6. Jack Milton – On the pure, raw talent end of things this horse may be right near the top of this field. He’s fairly undeveloped though, and despite his three good races thus far aren’t those usually three of the best in any Pletcher runner’s resume? The conditioned races are the easy part for this barn, it’s usually figuring out what to do with all that pedigree and talent that gets tricky. He was nominated to the Triple Crown but has never set foot off the turf, an interesting underline to the grass capability this runner must have shown from the start. His sister Peace Preserver was also a Pletcher runner who cost right around the same as a two year old at auction as her brother did as a yearling. Has that given Pletcher a bit of insight as to this colt from the start? Seems like it. He needs pace to run at but he (like the favorite) has caught all but one in his brief career. Fire Guard is a nice Mott runner that beat him that day but had the tables turned on him violently in the Transylvania. If he’s not a presence in this race, he will be in turf stakes down the road. Has a very Delegation (ahem, MLD) type of feel to him.
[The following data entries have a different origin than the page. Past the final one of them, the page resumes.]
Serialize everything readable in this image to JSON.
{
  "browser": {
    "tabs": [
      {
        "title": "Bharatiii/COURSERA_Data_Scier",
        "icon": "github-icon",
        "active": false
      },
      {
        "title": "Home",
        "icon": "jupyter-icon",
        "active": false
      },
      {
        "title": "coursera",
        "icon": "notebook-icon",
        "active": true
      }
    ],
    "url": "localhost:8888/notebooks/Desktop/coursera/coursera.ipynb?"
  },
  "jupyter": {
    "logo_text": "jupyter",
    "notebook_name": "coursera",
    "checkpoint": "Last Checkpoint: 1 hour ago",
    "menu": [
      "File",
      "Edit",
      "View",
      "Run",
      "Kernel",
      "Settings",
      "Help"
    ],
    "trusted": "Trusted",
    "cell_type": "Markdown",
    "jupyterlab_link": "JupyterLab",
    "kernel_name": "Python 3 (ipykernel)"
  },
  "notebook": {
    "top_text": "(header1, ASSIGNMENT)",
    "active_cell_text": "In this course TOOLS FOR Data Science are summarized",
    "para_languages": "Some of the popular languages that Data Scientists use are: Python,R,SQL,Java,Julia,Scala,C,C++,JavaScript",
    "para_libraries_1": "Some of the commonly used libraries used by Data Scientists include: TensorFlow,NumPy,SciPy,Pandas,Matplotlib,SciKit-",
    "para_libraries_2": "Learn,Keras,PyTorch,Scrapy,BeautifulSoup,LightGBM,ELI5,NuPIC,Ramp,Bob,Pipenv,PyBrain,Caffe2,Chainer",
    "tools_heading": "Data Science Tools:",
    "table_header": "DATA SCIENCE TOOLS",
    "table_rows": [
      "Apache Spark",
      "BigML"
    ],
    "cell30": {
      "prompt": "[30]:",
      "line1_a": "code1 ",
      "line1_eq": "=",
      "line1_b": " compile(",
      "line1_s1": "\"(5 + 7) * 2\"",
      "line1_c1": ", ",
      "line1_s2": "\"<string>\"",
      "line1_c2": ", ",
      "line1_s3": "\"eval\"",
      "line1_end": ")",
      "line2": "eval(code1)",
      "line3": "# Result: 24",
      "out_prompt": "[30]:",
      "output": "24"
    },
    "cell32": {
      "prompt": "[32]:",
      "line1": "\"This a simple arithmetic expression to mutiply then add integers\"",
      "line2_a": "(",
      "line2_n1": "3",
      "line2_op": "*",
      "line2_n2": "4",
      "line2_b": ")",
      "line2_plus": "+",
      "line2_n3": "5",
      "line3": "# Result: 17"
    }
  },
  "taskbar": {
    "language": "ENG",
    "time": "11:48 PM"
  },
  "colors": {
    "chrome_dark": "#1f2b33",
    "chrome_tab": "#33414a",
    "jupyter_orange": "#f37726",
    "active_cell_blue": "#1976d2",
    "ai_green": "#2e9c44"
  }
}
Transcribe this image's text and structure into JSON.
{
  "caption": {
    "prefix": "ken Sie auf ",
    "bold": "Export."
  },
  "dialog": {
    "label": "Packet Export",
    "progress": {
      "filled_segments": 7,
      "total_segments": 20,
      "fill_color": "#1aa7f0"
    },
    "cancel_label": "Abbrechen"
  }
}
7. Rydilluc – I wouldn’t be surprised if he went off as the favorite with the lack of classy speed to his inside, but something about this horse sort of leads me away from him. He ran very well in the Bluegrass and was the only survivor when the closers mobbed him en masse, but now returns to his surface of choice. He could get a dream trip sitting off either Yougotthatgoinforu or Pitch N Roll, but how cranked will he be off this short freshening? Unlike some of the rest that have been aiming for this spot for some time, this appears to be on the road back to graded stakes rather than the target for Contessa’s runner. He may like the cut back of a furlong as well, but neither of his mile races scream off the page and more money may head to this corner than necessary. I’ve heard the “best horse I’ve ever trained” from a very good conditioner, but I’d prefer that statement after a grade 1 victory rather than a grade 3.
8. Charming Kitten – Hard to call this guy the “other” Pletcher but I guess it’s all in the eye of the beholder. He made the derby run for Ramsey, as expected, and didn’t come out with much more than a muddy face. It’s about being there though, right? While I’m not exactly in that school of thought, he’s not my horse….but I digress. Before and after winning his father’s stakes race he’s carved out an honest living picking up checks, but has never really been that horse that you’re afraid of blowing by you down the stretch. The horse he held off in the Kitten’s Joy, Bamabzonkie, came out of the race with a lung infection and hasn’t quite returned the same since that time. ‘Kitten took his share of action on the toteboard until hitting the Derby trail and most likely will return to those ways in here, but both Pletchers make too much sense not to use.
I like Jack Milton to continue his development as a top turf three year old in this spot but with so many top prospects lined up keep a close eye on the toteboard – Someone is bound to get away from the crowd with a very big chance! Best of luck on Saturday at Canterbury and around the country!
This blog was written by Canterbury Paddock Analyst Angela Hermann. Angela Hermann serves as the Track Analyst for Hawthorne Racecourse in Cicero, Illinois and the summer of 2013 will mark her third year in a similar capacity at Canterbury Park.